Start of PROVIDED INFORMATION

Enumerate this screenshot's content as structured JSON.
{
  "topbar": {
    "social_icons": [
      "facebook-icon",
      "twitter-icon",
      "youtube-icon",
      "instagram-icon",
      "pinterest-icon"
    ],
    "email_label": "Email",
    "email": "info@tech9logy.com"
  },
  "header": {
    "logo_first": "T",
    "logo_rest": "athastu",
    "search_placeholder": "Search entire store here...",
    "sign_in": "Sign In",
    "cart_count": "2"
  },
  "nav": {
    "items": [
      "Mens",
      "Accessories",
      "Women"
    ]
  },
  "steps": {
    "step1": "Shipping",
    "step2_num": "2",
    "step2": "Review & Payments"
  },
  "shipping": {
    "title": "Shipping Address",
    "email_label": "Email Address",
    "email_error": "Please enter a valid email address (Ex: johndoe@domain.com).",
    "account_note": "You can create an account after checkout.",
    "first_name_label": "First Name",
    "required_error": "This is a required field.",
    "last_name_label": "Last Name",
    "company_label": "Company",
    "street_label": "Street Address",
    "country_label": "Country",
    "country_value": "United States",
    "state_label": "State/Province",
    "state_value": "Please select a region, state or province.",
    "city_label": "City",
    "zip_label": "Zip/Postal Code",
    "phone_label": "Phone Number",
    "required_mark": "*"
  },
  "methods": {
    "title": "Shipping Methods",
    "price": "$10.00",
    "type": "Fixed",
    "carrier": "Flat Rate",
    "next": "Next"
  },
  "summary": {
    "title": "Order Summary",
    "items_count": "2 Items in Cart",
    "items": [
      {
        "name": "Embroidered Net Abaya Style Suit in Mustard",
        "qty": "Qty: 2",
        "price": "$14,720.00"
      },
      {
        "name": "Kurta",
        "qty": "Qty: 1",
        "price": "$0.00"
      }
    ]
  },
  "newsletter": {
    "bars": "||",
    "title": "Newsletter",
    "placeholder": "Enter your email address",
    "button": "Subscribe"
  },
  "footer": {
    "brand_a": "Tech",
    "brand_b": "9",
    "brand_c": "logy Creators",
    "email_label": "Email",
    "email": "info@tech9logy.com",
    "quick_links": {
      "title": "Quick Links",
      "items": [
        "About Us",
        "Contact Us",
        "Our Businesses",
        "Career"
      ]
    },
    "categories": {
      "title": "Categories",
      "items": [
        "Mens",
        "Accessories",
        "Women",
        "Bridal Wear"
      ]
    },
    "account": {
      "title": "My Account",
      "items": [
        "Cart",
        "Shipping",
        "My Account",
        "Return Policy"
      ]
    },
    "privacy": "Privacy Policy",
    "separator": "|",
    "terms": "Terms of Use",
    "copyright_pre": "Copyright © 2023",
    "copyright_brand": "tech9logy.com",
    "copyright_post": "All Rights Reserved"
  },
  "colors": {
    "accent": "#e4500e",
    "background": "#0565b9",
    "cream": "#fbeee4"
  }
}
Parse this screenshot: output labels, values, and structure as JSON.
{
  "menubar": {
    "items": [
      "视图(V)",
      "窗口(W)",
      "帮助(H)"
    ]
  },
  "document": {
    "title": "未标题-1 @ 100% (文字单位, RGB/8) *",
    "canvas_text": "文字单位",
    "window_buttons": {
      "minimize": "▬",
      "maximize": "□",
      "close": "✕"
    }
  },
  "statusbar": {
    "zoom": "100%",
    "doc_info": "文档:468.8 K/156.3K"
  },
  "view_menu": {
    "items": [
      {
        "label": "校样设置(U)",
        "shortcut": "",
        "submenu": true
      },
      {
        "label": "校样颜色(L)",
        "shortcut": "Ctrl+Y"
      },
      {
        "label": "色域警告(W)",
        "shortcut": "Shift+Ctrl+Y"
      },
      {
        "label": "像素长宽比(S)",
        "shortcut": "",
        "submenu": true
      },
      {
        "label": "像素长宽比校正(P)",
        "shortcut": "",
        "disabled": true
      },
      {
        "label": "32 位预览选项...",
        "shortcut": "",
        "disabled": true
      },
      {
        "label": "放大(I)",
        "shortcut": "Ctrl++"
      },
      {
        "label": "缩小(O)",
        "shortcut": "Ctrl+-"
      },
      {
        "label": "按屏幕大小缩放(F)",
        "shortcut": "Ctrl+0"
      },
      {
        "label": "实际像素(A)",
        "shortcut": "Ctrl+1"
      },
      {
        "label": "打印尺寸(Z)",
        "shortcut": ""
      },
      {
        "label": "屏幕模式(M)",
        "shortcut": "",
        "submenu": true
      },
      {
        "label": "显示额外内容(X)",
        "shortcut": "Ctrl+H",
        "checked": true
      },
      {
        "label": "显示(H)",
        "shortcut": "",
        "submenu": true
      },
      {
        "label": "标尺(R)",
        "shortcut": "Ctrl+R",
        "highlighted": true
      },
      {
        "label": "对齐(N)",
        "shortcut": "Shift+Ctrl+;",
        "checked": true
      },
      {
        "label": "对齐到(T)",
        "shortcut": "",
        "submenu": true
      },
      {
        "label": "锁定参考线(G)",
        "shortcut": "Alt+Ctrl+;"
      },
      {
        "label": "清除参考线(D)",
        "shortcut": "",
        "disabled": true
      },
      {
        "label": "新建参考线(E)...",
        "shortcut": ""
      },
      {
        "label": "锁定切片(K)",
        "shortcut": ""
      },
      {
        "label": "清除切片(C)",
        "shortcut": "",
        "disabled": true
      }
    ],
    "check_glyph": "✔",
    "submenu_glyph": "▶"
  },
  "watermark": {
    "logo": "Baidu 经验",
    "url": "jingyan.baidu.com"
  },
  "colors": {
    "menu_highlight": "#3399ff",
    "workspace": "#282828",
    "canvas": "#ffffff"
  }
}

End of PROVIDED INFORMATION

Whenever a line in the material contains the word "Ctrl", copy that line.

## RESULT
        "shortcut": "Ctrl+Y"
        "shortcut": "Shift+Ctrl+Y"
        "shortcut": "Ctrl++"
        "shortcut": "Ctrl+-"
        "shortcut": "Ctrl+0"
        "shortcut": "Ctrl+1"
        "shortcut": "Ctrl+H",
        "shortcut": "Ctrl+R",
        "shortcut": "Shift+Ctrl+;",
        "shortcut": "Alt+Ctrl+;"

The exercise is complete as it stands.